START DATASET RECORDS

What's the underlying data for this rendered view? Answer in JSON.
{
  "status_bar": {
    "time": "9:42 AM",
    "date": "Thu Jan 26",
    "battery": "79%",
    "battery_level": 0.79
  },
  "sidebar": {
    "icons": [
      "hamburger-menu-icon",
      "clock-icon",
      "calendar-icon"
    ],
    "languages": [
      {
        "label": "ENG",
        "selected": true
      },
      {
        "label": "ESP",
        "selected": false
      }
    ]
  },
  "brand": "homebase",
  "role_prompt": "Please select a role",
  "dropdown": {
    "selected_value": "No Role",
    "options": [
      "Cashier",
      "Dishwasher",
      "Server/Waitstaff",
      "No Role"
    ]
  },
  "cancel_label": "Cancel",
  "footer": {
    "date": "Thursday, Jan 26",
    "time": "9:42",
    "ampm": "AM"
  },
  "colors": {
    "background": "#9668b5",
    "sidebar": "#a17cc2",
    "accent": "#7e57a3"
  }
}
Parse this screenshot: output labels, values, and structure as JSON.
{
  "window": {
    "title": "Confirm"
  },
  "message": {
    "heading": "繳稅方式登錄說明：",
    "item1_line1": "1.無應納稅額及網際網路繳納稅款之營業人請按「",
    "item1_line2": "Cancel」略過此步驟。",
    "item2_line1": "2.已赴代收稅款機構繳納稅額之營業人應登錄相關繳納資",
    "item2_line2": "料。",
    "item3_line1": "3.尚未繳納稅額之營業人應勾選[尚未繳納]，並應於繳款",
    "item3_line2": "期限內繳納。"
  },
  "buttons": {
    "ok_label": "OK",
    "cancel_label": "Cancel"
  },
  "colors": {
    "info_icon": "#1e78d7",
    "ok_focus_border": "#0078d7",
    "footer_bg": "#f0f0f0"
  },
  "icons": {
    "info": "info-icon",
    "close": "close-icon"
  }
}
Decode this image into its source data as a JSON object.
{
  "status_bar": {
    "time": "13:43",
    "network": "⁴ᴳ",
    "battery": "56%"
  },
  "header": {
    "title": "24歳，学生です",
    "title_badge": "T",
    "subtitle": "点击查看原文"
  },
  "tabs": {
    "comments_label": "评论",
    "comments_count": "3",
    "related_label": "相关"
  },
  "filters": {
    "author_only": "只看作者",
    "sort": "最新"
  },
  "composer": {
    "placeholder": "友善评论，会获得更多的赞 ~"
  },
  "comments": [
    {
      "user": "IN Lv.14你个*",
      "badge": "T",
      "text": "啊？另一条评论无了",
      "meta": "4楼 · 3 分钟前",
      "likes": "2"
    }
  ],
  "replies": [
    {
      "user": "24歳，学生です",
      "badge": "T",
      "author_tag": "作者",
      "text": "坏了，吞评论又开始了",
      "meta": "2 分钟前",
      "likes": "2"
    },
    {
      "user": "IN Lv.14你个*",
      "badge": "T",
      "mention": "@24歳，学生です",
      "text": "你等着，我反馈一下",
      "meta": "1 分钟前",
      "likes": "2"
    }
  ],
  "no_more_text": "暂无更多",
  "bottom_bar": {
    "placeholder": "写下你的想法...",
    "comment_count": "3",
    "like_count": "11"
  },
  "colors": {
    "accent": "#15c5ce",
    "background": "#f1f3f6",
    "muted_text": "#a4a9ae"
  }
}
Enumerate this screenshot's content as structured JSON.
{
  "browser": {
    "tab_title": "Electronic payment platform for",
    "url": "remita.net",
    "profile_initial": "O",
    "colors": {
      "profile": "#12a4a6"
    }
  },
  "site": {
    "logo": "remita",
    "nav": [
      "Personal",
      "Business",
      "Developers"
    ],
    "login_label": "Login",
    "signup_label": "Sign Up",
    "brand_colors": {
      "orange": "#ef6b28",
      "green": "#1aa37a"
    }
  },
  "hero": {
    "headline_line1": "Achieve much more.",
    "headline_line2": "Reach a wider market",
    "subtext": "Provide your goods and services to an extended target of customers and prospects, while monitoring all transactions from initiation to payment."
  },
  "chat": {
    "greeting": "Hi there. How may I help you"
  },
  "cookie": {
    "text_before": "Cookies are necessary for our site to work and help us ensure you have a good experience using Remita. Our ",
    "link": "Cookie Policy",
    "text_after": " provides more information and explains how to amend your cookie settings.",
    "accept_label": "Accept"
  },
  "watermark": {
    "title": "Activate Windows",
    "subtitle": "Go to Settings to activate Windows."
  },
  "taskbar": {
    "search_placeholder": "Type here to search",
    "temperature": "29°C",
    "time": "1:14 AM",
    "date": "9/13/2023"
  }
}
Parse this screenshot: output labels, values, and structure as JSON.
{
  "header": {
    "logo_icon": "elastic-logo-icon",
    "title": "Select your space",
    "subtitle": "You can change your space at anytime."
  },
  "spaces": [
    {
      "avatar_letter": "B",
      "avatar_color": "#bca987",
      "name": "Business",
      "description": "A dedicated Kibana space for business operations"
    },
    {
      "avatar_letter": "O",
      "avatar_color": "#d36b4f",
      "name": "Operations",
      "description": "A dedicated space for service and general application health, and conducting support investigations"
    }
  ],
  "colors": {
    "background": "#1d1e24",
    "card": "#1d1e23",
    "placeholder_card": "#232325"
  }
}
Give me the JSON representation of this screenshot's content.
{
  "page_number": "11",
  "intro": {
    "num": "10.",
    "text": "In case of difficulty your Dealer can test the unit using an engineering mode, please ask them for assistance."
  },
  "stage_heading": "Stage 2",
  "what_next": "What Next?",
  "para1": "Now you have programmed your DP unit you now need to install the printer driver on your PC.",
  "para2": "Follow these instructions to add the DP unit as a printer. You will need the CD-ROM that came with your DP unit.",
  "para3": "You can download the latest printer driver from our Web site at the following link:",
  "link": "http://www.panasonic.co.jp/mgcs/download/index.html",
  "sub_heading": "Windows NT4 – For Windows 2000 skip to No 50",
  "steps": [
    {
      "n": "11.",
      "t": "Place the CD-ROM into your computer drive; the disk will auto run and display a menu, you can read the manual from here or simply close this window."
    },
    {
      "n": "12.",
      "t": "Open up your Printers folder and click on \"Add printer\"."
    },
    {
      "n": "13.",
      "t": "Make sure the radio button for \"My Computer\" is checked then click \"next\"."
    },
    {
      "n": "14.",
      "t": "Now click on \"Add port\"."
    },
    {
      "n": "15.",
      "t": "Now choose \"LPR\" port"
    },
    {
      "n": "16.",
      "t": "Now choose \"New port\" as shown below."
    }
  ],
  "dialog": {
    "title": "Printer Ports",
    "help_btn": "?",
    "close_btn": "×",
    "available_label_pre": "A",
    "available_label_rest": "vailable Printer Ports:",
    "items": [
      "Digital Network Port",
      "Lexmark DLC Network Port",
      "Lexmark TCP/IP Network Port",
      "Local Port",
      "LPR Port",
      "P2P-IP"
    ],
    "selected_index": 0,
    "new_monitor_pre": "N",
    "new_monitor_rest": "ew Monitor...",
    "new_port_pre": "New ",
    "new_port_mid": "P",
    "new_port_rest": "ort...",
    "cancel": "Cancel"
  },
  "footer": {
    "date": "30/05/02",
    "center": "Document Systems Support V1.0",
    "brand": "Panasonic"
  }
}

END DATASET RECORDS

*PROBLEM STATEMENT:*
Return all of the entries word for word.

*SOLUTION:*
What's the underlying data for this rendered view? Answer in JSON.
{
  "status_bar": {
    "time": "9:42 AM",
    "date": "Thu Jan 26",
    "battery": "79%",
    "battery_level": 0.79
  },
  "sidebar": {
    "icons": [
      "hamburger-menu-icon",
      "clock-icon",
      "calendar-icon"
    ],
    "languages": [
      {
        "label": "ENG",
        "selected": true
      },
      {
        "label": "ESP",
        "selected": false
      }
    ]
  },
  "brand": "homebase",
  "role_prompt": "Please select a role",
  "dropdown": {
    "selected_value": "No Role",
    "options": [
      "Cashier",
      "Dishwasher",
      "Server/Waitstaff",
      "No Role"
    ]
  },
  "cancel_label": "Cancel",
  "footer": {
    "date": "Thursday, Jan 26",
    "time": "9:42",
    "ampm": "AM"
  },
  "colors": {
    "background": "#9668b5",
    "sidebar": "#a17cc2",
    "accent": "#7e57a3"
  }
}
Parse this screenshot: output labels, values, and structure as JSON.
{
  "window": {
    "title": "Confirm"
  },
  "message": {
    "heading": "繳稅方式登錄說明：",
    "item1_line1": "1.無應納稅額及網際網路繳納稅款之營業人請按「",
    "item1_line2": "Cancel」略過此步驟。",
    "item2_line1": "2.已赴代收稅款機構繳納稅額之營業人應登錄相關繳納資",
    "item2_line2": "料。",
    "item3_line1": "3.尚未繳納稅額之營業人應勾選[尚未繳納]，並應於繳款",
    "item3_line2": "期限內繳納。"
  },
  "buttons": {
    "ok_label": "OK",
    "cancel_label": "Cancel"
  },
  "colors": {
    "info_icon": "#1e78d7",
    "ok_focus_border": "#0078d7",
    "footer_bg": "#f0f0f0"
  },
  "icons": {
    "info": "info-icon",
    "close": "close-icon"
  }
}
Decode this image into its source data as a JSON object.
{
  "status_bar": {
    "time": "13:43",
    "network": "⁴ᴳ",
    "battery": "56%"
  },
  "header": {
    "title": "24歳，学生です",
    "title_badge": "T",
    "subtitle": "点击查看原文"
  },
  "tabs": {
    "comments_label": "评论",
    "comments_count": "3",
    "related_label": "相关"
  },
  "filters": {
    "author_only": "只看作者",
    "sort": "最新"
  },
  "composer": {
    "placeholder": "友善评论，会获得更多的赞 ~"
  },
  "comments": [
    {
      "user": "IN Lv.14你个*",
      "badge": "T",
      "text": "啊？另一条评论无了",
      "meta": "4楼 · 3 分钟前",
      "likes": "2"
    }
  ],
  "replies": [
    {
      "user": "24歳，学生です",
      "badge": "T",
      "author_tag": "作者",
      "text": "坏了，吞评论又开始了",
      "meta": "2 分钟前",
      "likes": "2"
    },
    {
      "user": "IN Lv.14你个*",
      "badge": "T",
      "mention": "@24歳，学生です",
      "text": "你等着，我反馈一下",
      "meta": "1 分钟前",
      "likes": "2"
    }
  ],
  "no_more_text": "暂无更多",
  "bottom_bar": {
    "placeholder": "写下你的想法...",
    "comment_count": "3",
    "like_count": "11"
  },
  "colors": {
    "accent": "#15c5ce",
    "background": "#f1f3f6",
    "muted_text": "#a4a9ae"
  }
}
Enumerate this screenshot's content as structured JSON.
{
  "browser": {
    "tab_title": "Electronic payment platform for",
    "url": "remita.net",
    "profile_initial": "O",
    "colors": {
      "profile": "#12a4a6"
    }
  },
  "site": {
    "logo": "remita",
    "nav": [
      "Personal",
      "Business",
      "Developers"
    ],
    "login_label": "Login",
    "signup_label": "Sign Up",
    "brand_colors": {
      "orange": "#ef6b28",
      "green": "#1aa37a"
    }
  },
  "hero": {
    "headline_line1": "Achieve much more.",
    "headline_line2": "Reach a wider market",
    "subtext": "Provide your goods and services to an extended target of customers and prospects, while monitoring all transactions from initiation to payment."
  },
  "chat": {
    "greeting": "Hi there. How may I help you"
  },
  "cookie": {
    "text_before": "Cookies are necessary for our site to work and help us ensure you have a good experience using Remita. Our ",
    "link": "Cookie Policy",
    "text_after": " provides more information and explains how to amend your cookie settings.",
    "accept_label": "Accept"
  },
  "watermark": {
    "title": "Activate Windows",
    "subtitle": "Go to Settings to activate Windows."
  },
  "taskbar": {
    "search_placeholder": "Type here to search",
    "temperature": "29°C",
    "time": "1:14 AM",
    "date": "9/13/2023"
  }
}
Parse this screenshot: output labels, values, and structure as JSON.
{
  "header": {
    "logo_icon": "elastic-logo-icon",
    "title": "Select your space",
    "subtitle": "You can change your space at anytime."
  },
  "spaces": [
    {
      "avatar_letter": "B",
      "avatar_color": "#bca987",
      "name": "Business",
      "description": "A dedicated Kibana space for business operations"
    },
    {
      "avatar_letter": "O",
      "avatar_color": "#d36b4f",
      "name": "Operations",
      "description": "A dedicated space for service and general application health, and conducting support investigations"
    }
  ],
  "colors": {
    "background": "#1d1e24",
    "card": "#1d1e23",
    "placeholder_card": "#232325"
  }
}
Give me the JSON representation of this screenshot's content.
{
  "page_number": "11",
  "intro": {
    "num": "10.",
    "text": "In case of difficulty your Dealer can test the unit using an engineering mode, please ask them for assistance."
  },
  "stage_heading": "Stage 2",
  "what_next": "What Next?",
  "para1": "Now you have programmed your DP unit you now need to install the printer driver on your PC.",
  "para2": "Follow these instructions to add the DP unit as a printer. You will need the CD-ROM that came with your DP unit.",
  "para3": "You can download the latest printer driver from our Web site at the following link:",
  "link": "http://www.panasonic.co.jp/mgcs/download/index.html",
  "sub_heading": "Windows NT4 – For Windows 2000 skip to No 50",
  "steps": [
    {
      "n": "11.",
      "t": "Place the CD-ROM into your computer drive; the disk will auto run and display a menu, you can read the manual from here or simply close this window."
    },
    {
      "n": "12.",
      "t": "Open up your Printers folder and click on \"Add printer\"."
    },
    {
      "n": "13.",
      "t": "Make sure the radio button for \"My Computer\" is checked then click \"next\"."
    },
    {
      "n": "14.",
      "t": "Now click on \"Add port\"."
    },
    {
      "n": "15.",
      "t": "Now choose \"LPR\" port"
    },
    {
      "n": "16.",
      "t": "Now choose \"New port\" as shown below."
    }
  ],
  "dialog": {
    "title": "Printer Ports",
    "help_btn": "?",
    "close_btn": "×",
    "available_label_pre": "A",
    "available_label_rest": "vailable Printer Ports:",
    "items": [
      "Digital Network Port",
      "Lexmark DLC Network Port",
      "Lexmark TCP/IP Network Port",
      "Local Port",
      "LPR Port",
      "P2P-IP"
    ],
    "selected_index": 0,
    "new_monitor_pre": "N",
    "new_monitor_rest": "ew Monitor...",
    "new_port_pre": "New ",
    "new_port_mid": "P",
    "new_port_rest": "ort...",
    "cancel": "Cancel"
  },
  "footer": {
    "date": "30/05/02",
    "center": "Document Systems Support V1.0",
    "brand": "Panasonic"
  }
}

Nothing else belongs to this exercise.